Goes to Bob Oldis, a catcher on the Phillies in 1962-63 and a coach 1964-66. Now 84, "Oldie" continues to scout for the Miami Marlins, his 42nd season of scouting in the game. He hit one home run in 236 at-bats in the Majors (Washington Senators) and he still remembers the historic moment.
Hall of Fame notes
Three Phillies Alumni will participate in the fourth annual Baseball Hall of Fame Classic events held on Father's Day weekend, June 15-17: in Cooperstown, first baseman Tony Perez, shortstop Desi Reliford and righty Rick Wise.
For more information visit www.BaseballHall.org.
Fenway Park last month celebrated its 100th anniversary. Hall of Fame right-hander Jim Bunning has a fond memory of the Boston Red Sox's home.
"I remember my game on July 20, 1958, the last no-hitter pitched against the Red Sox at Fenway. What made it special and memorable was the fact that Ted Williams made the last out," reflects Jim.
That no-hitter came in a Detroit Tigers uniform. In 1964, he pitched a perfect game against the Mets in Shea Stadium while hurling for the Phillies.
Outfielder Dave Philley died on March 15 at his 557-acre cattle ranch in Paris, Texas. He was 91.
A switch-hitter, Philley played for eight teams in his 18-year big league career, including the Philadelphia Athletics (1951-53) and Phillies (1958-60). He was one of the game's greatest pinch-hitters, compiling 93 hits and a .299 average.
With the Phillies, he set a Major League record for consecutive pinch hits with 9, his final eight at-bats in 1958 and his first at-bat the following season. He holds the American League single-season record, 24, with the Orioles in 1961. (Greg Dobbs holds the Phillies record, 22, in 2008).
Wilbur (Moose) Johnson, a highly-respected baseball scout for some 35 years, died on April 9 in Denver, Calif. He was 82.
Johnson's scouting career included the Phillies, Blue Jays and Padres. In 2009, he was inducted into the Professional Baseball Scout Foundation's Hall of Fame.

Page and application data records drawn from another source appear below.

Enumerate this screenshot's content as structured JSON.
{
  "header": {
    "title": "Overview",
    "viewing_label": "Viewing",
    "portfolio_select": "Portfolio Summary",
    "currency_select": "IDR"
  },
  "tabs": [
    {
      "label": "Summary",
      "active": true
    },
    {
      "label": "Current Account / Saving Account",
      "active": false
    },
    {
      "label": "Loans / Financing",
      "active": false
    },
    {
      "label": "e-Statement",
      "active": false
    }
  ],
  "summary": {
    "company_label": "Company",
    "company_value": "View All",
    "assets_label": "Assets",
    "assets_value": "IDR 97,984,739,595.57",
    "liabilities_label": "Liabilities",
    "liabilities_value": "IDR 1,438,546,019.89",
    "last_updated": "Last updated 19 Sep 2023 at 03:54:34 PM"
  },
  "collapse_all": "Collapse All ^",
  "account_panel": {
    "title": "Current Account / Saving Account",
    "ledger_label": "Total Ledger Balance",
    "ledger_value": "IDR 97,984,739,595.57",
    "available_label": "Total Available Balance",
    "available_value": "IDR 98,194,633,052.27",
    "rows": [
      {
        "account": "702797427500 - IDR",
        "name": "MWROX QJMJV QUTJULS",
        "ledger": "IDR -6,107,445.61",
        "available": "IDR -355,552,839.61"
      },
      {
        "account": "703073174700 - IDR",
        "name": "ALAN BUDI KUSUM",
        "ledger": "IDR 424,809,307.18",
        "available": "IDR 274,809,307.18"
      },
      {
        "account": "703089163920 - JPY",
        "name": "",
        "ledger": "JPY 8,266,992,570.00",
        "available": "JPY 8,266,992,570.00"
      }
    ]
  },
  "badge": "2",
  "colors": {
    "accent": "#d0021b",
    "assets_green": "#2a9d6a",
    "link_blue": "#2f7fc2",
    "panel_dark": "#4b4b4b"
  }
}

Among the players he scouted and assisted in signing are Ryne Sandberg (1978) and John Stearns (1973) while with the Phillies and Roy Halladay (1995) while with Toronto.
Shortstop John O'Neil died April 18, one day before his 92nd birthday. O'Neil spent 45 years in pro ball as a player, player/manager, GM and scout (Milwaukee and Atlanta Braves, Los Angeles Dodgers). Of his 45 years in the game, only one season was in the Majors, 1946 with the Phillies, hitting .266 in 46 games. He was 25 years old and wore No. 27.
Remembering Sam Chapman
Chapman didn't play for the Phillies but had a great 11-year career with the Philadelphia Athletics (1938-41; 1945-51) and Cleveland (1951). He missed time because of World War II.
A dedication of the Sam Chapman Memorial will take place at 6 p.m., June 8, at the Point Tiburon Plaza in Tiburon, Calif. If you are in that area, stop by.
Which Major Leaguer got the last hit in both Jack Russell Stadium and Veterans Stadium?
Burrell: Ninth-inning single on 3/28/03 (last Spring Training game in JR Stadium) and ninth-inning single on 9/28/03 (Vet).